***** DATA SHOWN *****
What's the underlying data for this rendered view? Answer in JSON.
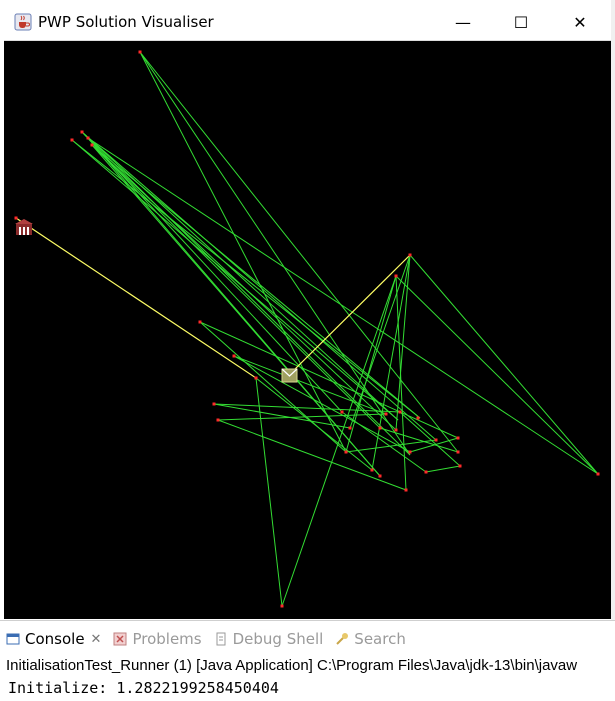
{
  "window": {
    "title": "PWP Solution Visualiser",
    "controls": {
      "minimize": "—",
      "maximize": "☐",
      "close": "✕"
    }
  },
  "visualiser": {
    "route_color": "#33dd33",
    "highlight_color": "#ffff66",
    "node_color": "#ff2a2a",
    "depot_icon": "depot-building-icon",
    "package_icon": "package-icon"
  },
  "console": {
    "tabs": [
      {
        "label": "Console",
        "icon": "console-icon",
        "active": true
      },
      {
        "label": "Problems",
        "icon": "problems-icon",
        "active": false
      },
      {
        "label": "Debug Shell",
        "icon": "debug-shell-icon",
        "active": false
      },
      {
        "label": "Search",
        "icon": "search-icon",
        "active": false
      }
    ],
    "launch": "InitialisationTest_Runner (1) [Java Application] C:\\Program Files\\Java\\jdk-13\\bin\\javaw",
    "output": "Initialize: 1.2822199258450404"
  }
}
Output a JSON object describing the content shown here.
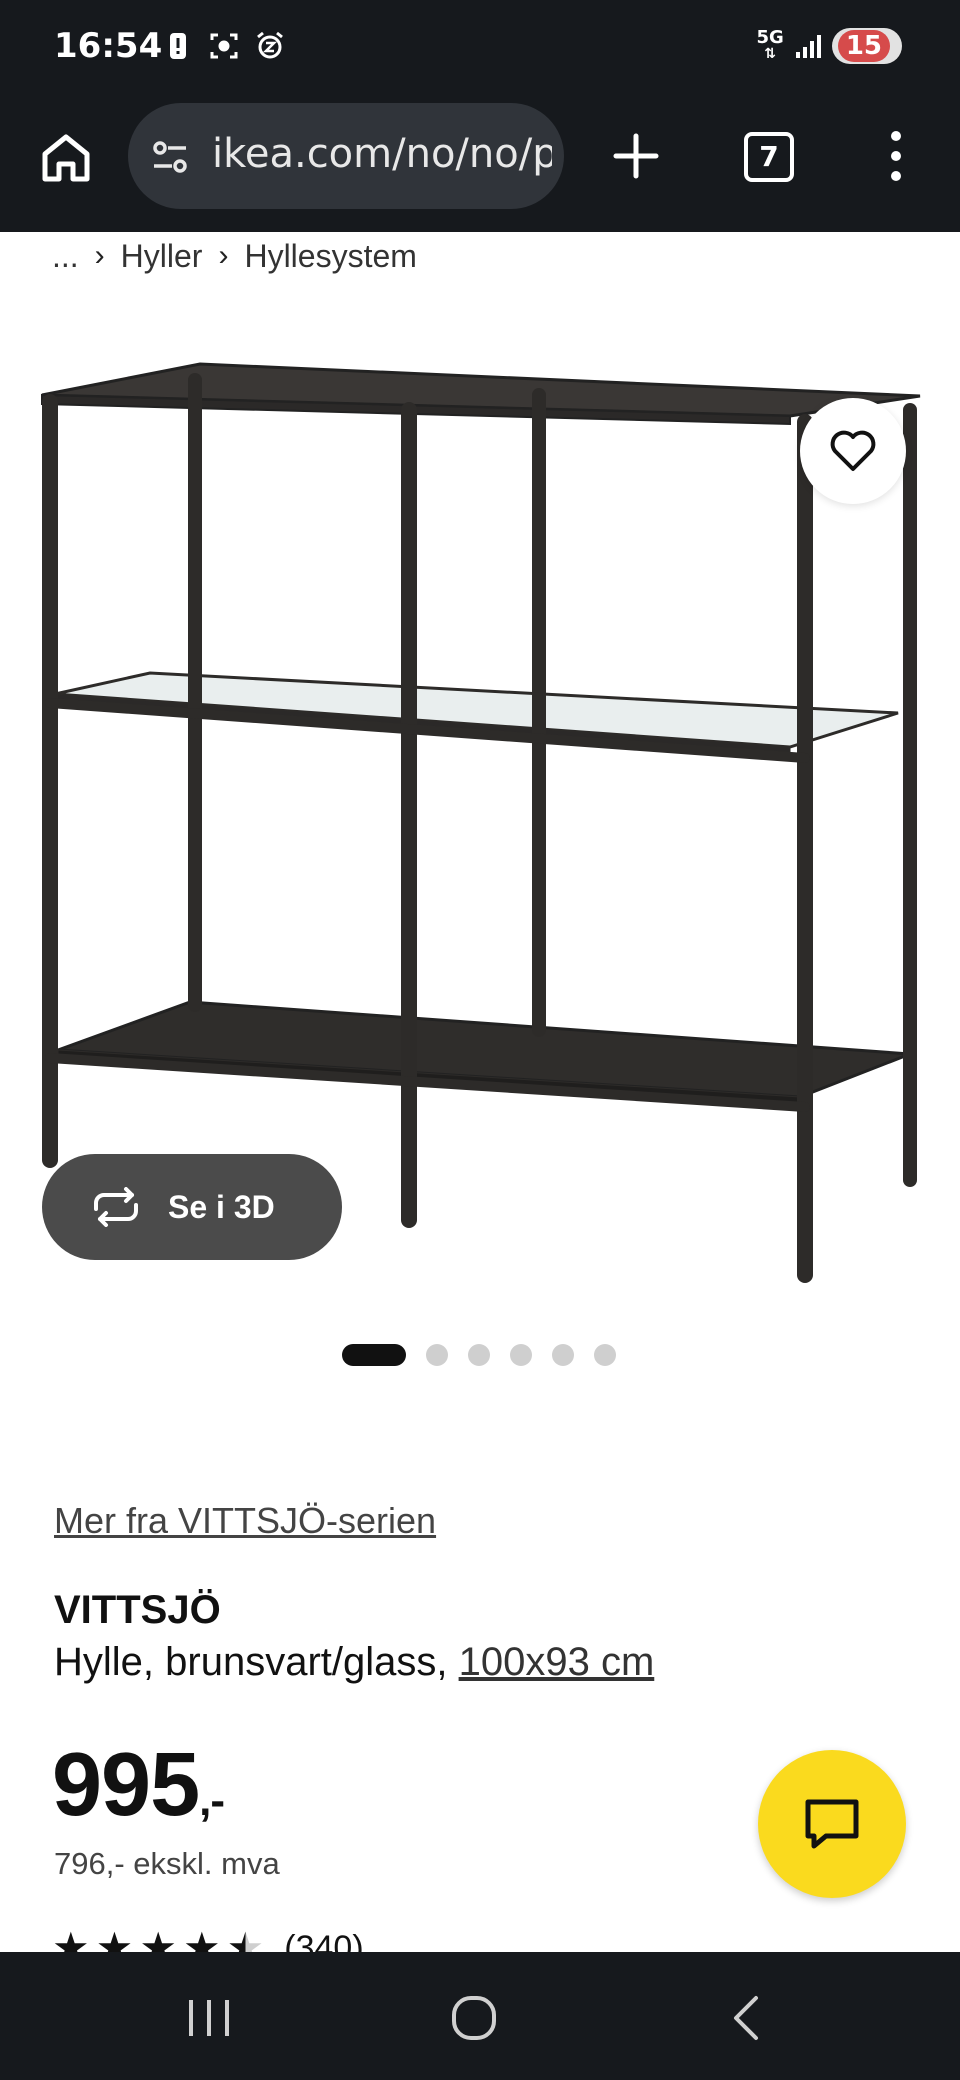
{
  "status_bar": {
    "time": "16:54",
    "network": "5G",
    "battery_level": "15",
    "icons": [
      "alert-icon",
      "screenshot-icon",
      "alarm-icon",
      "signal-icon"
    ]
  },
  "browser": {
    "url": "ikea.com/no/no/p",
    "tab_count": "7"
  },
  "breadcrumb": {
    "ellipsis": "...",
    "items": [
      "Hyller",
      "Hyllesystem"
    ]
  },
  "product": {
    "view_3d_label": "Se i 3D",
    "carousel": {
      "total": 6,
      "active_index": 0
    },
    "series_link": "Mer fra VITTSJÖ-serien",
    "name": "VITTSJÖ",
    "description": "Hylle, brunsvart/glass, ",
    "size_link": "100x93 cm",
    "price": "995",
    "price_suffix": ",-",
    "price_excl_vat": "796,- ekskl. mva",
    "rating_stars": 4.5,
    "review_count": "(340)"
  },
  "colors": {
    "system_bar": "#16191d",
    "url_pill": "#30343a",
    "chat_fab": "#fada1e",
    "button_3d": "#4b4b4b"
  }
}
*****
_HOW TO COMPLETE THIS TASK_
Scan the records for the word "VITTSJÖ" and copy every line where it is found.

_RESPONSE FOR THIS EXERCISE_
    "series_link": "Mer fra VITTSJÖ-serien",
    "name": "VITTSJÖ",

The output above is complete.